What is expected:
Exact reproduction is required for all entries.
Records for this exercise: Begin
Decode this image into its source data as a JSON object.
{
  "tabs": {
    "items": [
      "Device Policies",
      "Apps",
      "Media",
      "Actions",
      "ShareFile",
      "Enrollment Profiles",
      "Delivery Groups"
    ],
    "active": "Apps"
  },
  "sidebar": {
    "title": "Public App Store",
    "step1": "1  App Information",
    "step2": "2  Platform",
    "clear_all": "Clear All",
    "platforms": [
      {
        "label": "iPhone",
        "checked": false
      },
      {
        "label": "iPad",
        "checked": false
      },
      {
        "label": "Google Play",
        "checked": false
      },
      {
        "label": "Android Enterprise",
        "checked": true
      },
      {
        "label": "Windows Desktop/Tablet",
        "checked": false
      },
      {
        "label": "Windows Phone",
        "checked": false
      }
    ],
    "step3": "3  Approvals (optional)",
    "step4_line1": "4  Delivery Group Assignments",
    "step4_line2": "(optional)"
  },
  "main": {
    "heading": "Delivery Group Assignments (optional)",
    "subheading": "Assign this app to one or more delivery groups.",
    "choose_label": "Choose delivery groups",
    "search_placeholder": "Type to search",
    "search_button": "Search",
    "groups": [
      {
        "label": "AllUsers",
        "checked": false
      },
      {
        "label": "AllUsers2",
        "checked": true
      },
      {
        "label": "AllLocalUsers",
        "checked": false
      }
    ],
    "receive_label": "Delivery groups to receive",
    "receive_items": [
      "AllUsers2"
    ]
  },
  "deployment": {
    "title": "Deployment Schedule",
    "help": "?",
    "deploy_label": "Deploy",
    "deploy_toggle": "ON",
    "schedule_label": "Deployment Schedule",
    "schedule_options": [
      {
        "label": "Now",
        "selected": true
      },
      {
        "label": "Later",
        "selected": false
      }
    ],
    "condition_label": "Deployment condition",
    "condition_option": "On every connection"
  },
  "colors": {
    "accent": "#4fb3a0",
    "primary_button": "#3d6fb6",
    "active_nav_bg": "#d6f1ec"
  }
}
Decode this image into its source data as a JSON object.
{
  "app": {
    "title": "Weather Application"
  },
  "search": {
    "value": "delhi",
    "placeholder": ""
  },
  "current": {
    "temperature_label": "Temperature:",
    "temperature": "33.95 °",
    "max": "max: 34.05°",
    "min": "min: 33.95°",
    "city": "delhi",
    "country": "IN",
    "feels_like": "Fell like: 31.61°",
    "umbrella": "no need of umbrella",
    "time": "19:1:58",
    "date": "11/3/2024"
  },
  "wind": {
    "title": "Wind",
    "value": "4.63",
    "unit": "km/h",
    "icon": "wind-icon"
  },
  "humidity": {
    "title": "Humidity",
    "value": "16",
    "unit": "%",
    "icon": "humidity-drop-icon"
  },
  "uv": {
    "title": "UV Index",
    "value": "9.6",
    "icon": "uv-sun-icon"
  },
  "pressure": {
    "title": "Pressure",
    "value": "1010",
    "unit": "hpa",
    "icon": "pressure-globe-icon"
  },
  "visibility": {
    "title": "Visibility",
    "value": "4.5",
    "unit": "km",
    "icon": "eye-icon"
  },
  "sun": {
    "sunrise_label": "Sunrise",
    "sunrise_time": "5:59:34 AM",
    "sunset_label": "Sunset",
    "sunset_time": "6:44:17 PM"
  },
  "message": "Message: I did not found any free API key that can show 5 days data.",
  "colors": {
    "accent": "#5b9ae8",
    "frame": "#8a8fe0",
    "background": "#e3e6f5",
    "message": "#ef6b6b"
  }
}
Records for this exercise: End
Answer box:
Decode this image into its source data as a JSON object.
{
  "tabs": {
    "items": [
      "Device Policies",
      "Apps",
      "Media",
      "Actions",
      "ShareFile",
      "Enrollment Profiles",
      "Delivery Groups"
    ],
    "active": "Apps"
  },
  "sidebar": {
    "title": "Public App Store",
    "step1": "1  App Information",
    "step2": "2  Platform",
    "clear_all": "Clear All",
    "platforms": [
      {
        "label": "iPhone",
        "checked": false
      },
      {
        "label": "iPad",
        "checked": false
      },
      {
        "label": "Google Play",
        "checked": false
      },
      {
        "label": "Android Enterprise",
        "checked": true
      },
      {
        "label": "Windows Desktop/Tablet",
        "checked": false
      },
      {
        "label": "Windows Phone",
        "checked": false
      }
    ],
    "step3": "3  Approvals (optional)",
    "step4_line1": "4  Delivery Group Assignments",
    "step4_line2": "(optional)"
  },
  "main": {
    "heading": "Delivery Group Assignments (optional)",
    "subheading": "Assign this app to one or more delivery groups.",
    "choose_label": "Choose delivery groups",
    "search_placeholder": "Type to search",
    "search_button": "Search",
    "groups": [
      {
        "label": "AllUsers",
        "checked": false
      },
      {
        "label": "AllUsers2",
        "checked": true
      },
      {
        "label": "AllLocalUsers",
        "checked": false
      }
    ],
    "receive_label": "Delivery groups to receive",
    "receive_items": [
      "AllUsers2"
    ]
  },
  "deployment": {
    "title": "Deployment Schedule",
    "help": "?",
    "deploy_label": "Deploy",
    "deploy_toggle": "ON",
    "schedule_label": "Deployment Schedule",
    "schedule_options": [
      {
        "label": "Now",
        "selected": true
      },
      {
        "label": "Later",
        "selected": false
      }
    ],
    "condition_label": "Deployment condition",
    "condition_option": "On every connection"
  },
  "colors": {
    "accent": "#4fb3a0",
    "primary_button": "#3d6fb6",
    "active_nav_bg": "#d6f1ec"
  }
}
Decode this image into its source data as a JSON object.
{
  "app": {
    "title": "Weather Application"
  },
  "search": {
    "value": "delhi",
    "placeholder": ""
  },
  "current": {
    "temperature_label": "Temperature:",
    "temperature": "33.95 °",
    "max": "max: 34.05°",
    "min": "min: 33.95°",
    "city": "delhi",
    "country": "IN",
    "feels_like": "Fell like: 31.61°",
    "umbrella": "no need of umbrella",
    "time": "19:1:58",
    "date": "11/3/2024"
  },
  "wind": {
    "title": "Wind",
    "value": "4.63",
    "unit": "km/h",
    "icon": "wind-icon"
  },
  "humidity": {
    "title": "Humidity",
    "value": "16",
    "unit": "%",
    "icon": "humidity-drop-icon"
  },
  "uv": {
    "title": "UV Index",
    "value": "9.6",
    "icon": "uv-sun-icon"
  },
  "pressure": {
    "title": "Pressure",
    "value": "1010",
    "unit": "hpa",
    "icon": "pressure-globe-icon"
  },
  "visibility": {
    "title": "Visibility",
    "value": "4.5",
    "unit": "km",
    "icon": "eye-icon"
  },
  "sun": {
    "sunrise_label": "Sunrise",
    "sunrise_time": "5:59:34 AM",
    "sunset_label": "Sunset",
    "sunset_time": "6:44:17 PM"
  },
  "message": "Message: I did not found any free API key that can show 5 days data.",
  "colors": {
    "accent": "#5b9ae8",
    "frame": "#8a8fe0",
    "background": "#e3e6f5",
    "message": "#ef6b6b"
  }
}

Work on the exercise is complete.